We like to encourage gardening with children. A few years ago we created t-shirts that read, “We love to play in the dirt”. They were available in both adult and child sizes, but many were given away to children that came into the Garden Center. The supply didn’t last long! But what I hope was more long-lasting was the children’s interest in the garden.
Every Child Belongs in a Garden
As suburban dwellers, we often don’t know where our food comes from or appreciate the work it takes to grow, transport, and store food or to create a garden that is a feast for the eyes. Spending time in the garden teaches not only how natural systems are at work in a garden – the different soils, the multiple critters that live in and enrich the soil, plant life and life cycles, and what all creatures need to survive, but time in a garden teaches life skills as well.
Gardening takes patience and experimentation. Every gardener has faced disappointments. And not everything goes as planned. Ask anyone who has ever planted zucchini! Even success brings its share of problems.
Children can learn by doing, not just about the garden and its inhabitants, but also about themselves. Helping plan, plant and tend a garden can cultivate attributes and life skills such as responsibility, independence, and problem solving. It can be an expression of creativity, blending colors, shapes, textures to make a beautiful garden.
Thoughts to Consider
- When gardening with children start small. Give them their own spot in the garden. Their commitment will be stronger if it belongs to them.
- Help with the planning and give age-appropriate choices. For a very young child offer just a couple of choices. “Would you like pink petunias or white petunias?” As they age, children can accept a wider array of choices.
- If you are starting with seeds, make it easier for tiny fingers and choose plants that have bigger seeds, quick germination, and vigorous growth such as sunflowers or morning glories. You can measure the daily growth and chart it together.
- Mix vegetables and flowers. Include bee-friendly flowers to entice pollinators. Explain the importance of pollinators to the food crops to increase your yield. Great examples for the veggie garden include sweet alyssum, zinnias, cosmos, and nasturtiums.
- Have a little fun with a Pizza Garden: peppers, tomatoes, garlic, and basil.
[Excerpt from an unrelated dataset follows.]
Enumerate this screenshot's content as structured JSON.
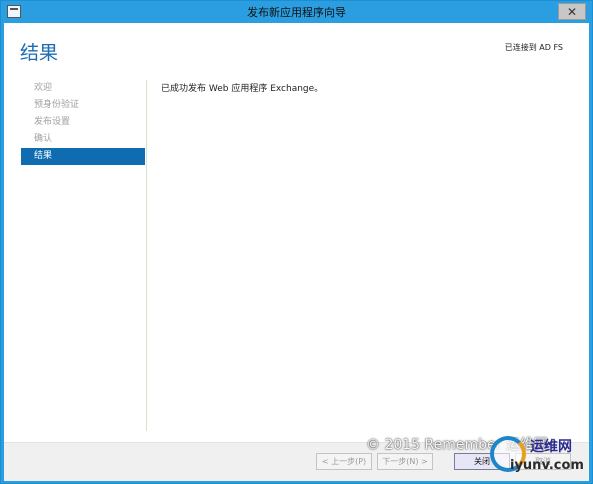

By mid -summer you will be making your own pizza!
- Make tending fun. Make a list together of the things that need to be done to help take care of the garden.
- More fun: let them play in the water on a hot day, being sure to water the plants carefully first, and then cool themselves off.
The 4-H Club has programs around the country encouraging children to get outside and into the natural world. I love their mission statement:
Our mission is to promote an understanding of plants and the role they play in our daily lives; Nurture the wonder in a child’s imagination and curiosity; Provide a place of enrichment and delight for children of all ages.
- More information on the 4H in Oakland County
- A list of events through MSU Extension Service
- If you struggle to find ways to get your kids to eat healthy or want to learn more about gardening with children here is a PBS article http://www.pbs.org/parents/expert-tips-advice/2016/03/gardening-kids-affects-childs-brain-body-soul/ with advice on gardening with children and how gardening affects a child’s brain, body and soul.
More than a seed is planted in a garden
When children have a relationship to the natural world, they will be better prepared to make wise decisions about it. Encourage your children to get outside and get moving. A garden can be a wonderful place to grow.